Child Support


When you have a dispute, how do you really prove your case to the judge?  For example, your child tells you that the other parent is at work during their parenting time, so how do you prove that?  You believe that your spouse earns a lot more money and should be paying a lot more in support. How do you show the judge those increased earnings?  If both of you testify without introducing evidence, you end up with a ‘he said; she said’ situation, and you may not receive your requested relief.  In most family law cases, the Michigan Court Rules allow both parties to perform discovery.  Discovery is a tool that will allow you to obtain the evidence to prove your case.

What is Discovery?

Discovery is a procedure that allows for disclosure of information between Plaintiff and Defendant.  Michigan Court Rules allow for written questions, oral questioning, a request for documents or items from the other party, and a request for documents or items from third parties.

When Can you Perform Discovery?

In some counties, the court will enter a scheduling order which provides the time period when you may submit a discovery request. If you are not sure if such an order exists in your case, ask your attorney.  It is important to complete the discovery before the deadline. Once you receive a response, you may need to follow up with another request or a request to another entity, and you will need to do so prior to the court-ordered deadline.

What Happens if I don’t Perform Discovery?

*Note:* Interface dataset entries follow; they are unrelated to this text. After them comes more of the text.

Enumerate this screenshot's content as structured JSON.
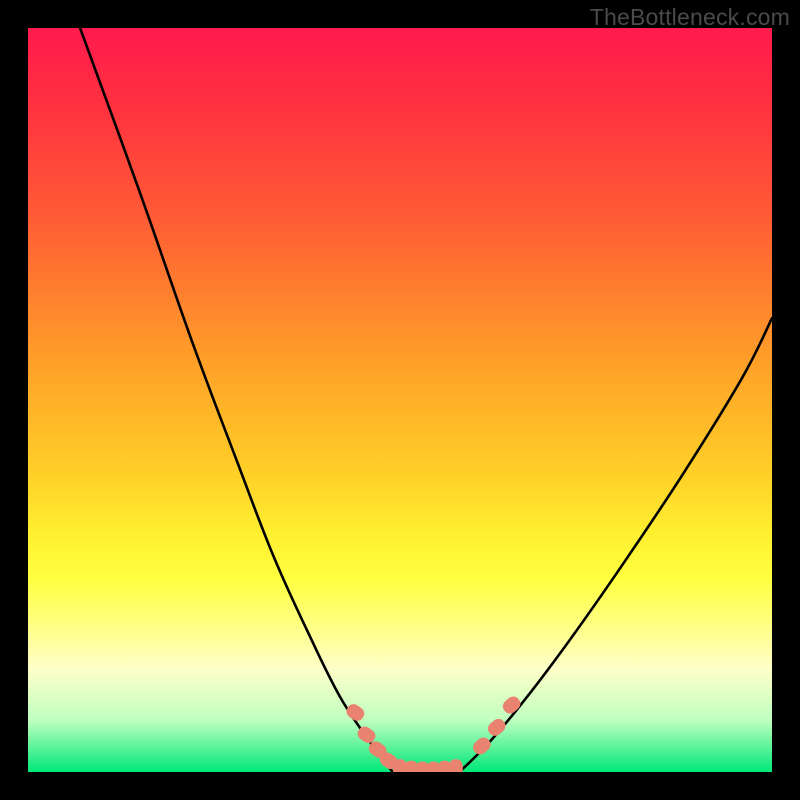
{
  "watermark": "TheBottleneck.com",
  "chart_data": {
    "type": "line",
    "title": "",
    "xlabel": "",
    "ylabel": "",
    "xlim": [
      0,
      100
    ],
    "ylim": [
      0,
      100
    ],
    "series": [
      {
        "name": "left-curve",
        "x": [
          7,
          15,
          22,
          28,
          33,
          38,
          42,
          46,
          49
        ],
        "y": [
          100,
          78,
          58,
          42,
          29,
          18,
          10,
          4,
          0
        ]
      },
      {
        "name": "right-curve",
        "x": [
          58,
          62,
          67,
          73,
          80,
          88,
          96,
          100
        ],
        "y": [
          0,
          4,
          10,
          18,
          28,
          40,
          53,
          61
        ]
      },
      {
        "name": "valley-floor",
        "x": [
          49,
          51,
          53,
          55,
          57,
          58
        ],
        "y": [
          0,
          0,
          0,
          0,
          0,
          0
        ]
      }
    ],
    "markers": [
      {
        "name": "left-marker-1",
        "x": 44,
        "y": 8
      },
      {
        "name": "left-marker-2",
        "x": 45.5,
        "y": 5
      },
      {
        "name": "left-marker-3",
        "x": 47,
        "y": 3
      },
      {
        "name": "left-marker-4",
        "x": 48.5,
        "y": 1.5
      },
      {
        "name": "floor-marker-1",
        "x": 50,
        "y": 0.5
      },
      {
        "name": "floor-marker-2",
        "x": 51.5,
        "y": 0.3
      },
      {
        "name": "floor-marker-3",
        "x": 53,
        "y": 0.2
      },
      {
        "name": "floor-marker-4",
        "x": 54.5,
        "y": 0.2
      },
      {
        "name": "floor-marker-5",
        "x": 56,
        "y": 0.3
      },
      {
        "name": "floor-marker-6",
        "x": 57.5,
        "y": 0.5
      },
      {
        "name": "right-marker-1",
        "x": 61,
        "y": 3.5
      },
      {
        "name": "right-marker-2",
        "x": 63,
        "y": 6
      },
      {
        "name": "right-marker-3",
        "x": 65,
        "y": 9
      }
    ],
    "colors": {
      "curve_stroke": "#000000",
      "marker_fill": "#e9836f",
      "background_top": "#ff1a4d",
      "background_bottom": "#00e878"
    }
  }
}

You likely will be confronted with some surprises during the trial or maybe even after your settlement. You may not know which witnesses will testify and which evidence will be provided to the judge. Even if you receive this information shortly before trial, it will be too late to prepare a defense or solid response. 

Often our attorneys can handle bad evidence or testimony as long as they have time to prepare a response.  Receiving bad testimony or evidence at trial prevents an attorney from obtaining mitigating or contrary evidence or testimony.

Discovery is a very beneficial step in a contested divorce or custody case.  Not performing discovery is often a detrimental error in the case’s outcome should the case proceed to trial.

What are some advantages of performing discovery?

Discovery may lead to settlement.  When each party puts their demands in writing, it may provide an opportunity to settle.  On the other hand, it may show that the parties are so far apart that settlement negotiations are a waste of attorney fees.  Likewise, if each party must show their evidence (or lack of evidence), it again may lead to settlement.

Your attorney’s review of the available evidence and anticipated testimony will allow your attorney to prepare a solid trial strategy and eliminate weaker arguments.

If you are going through a divorce, child custody, or other family law dispute and you are not performing discovery, give us a call at 616-285-0808 to sit down and figure out if you should perform discovery.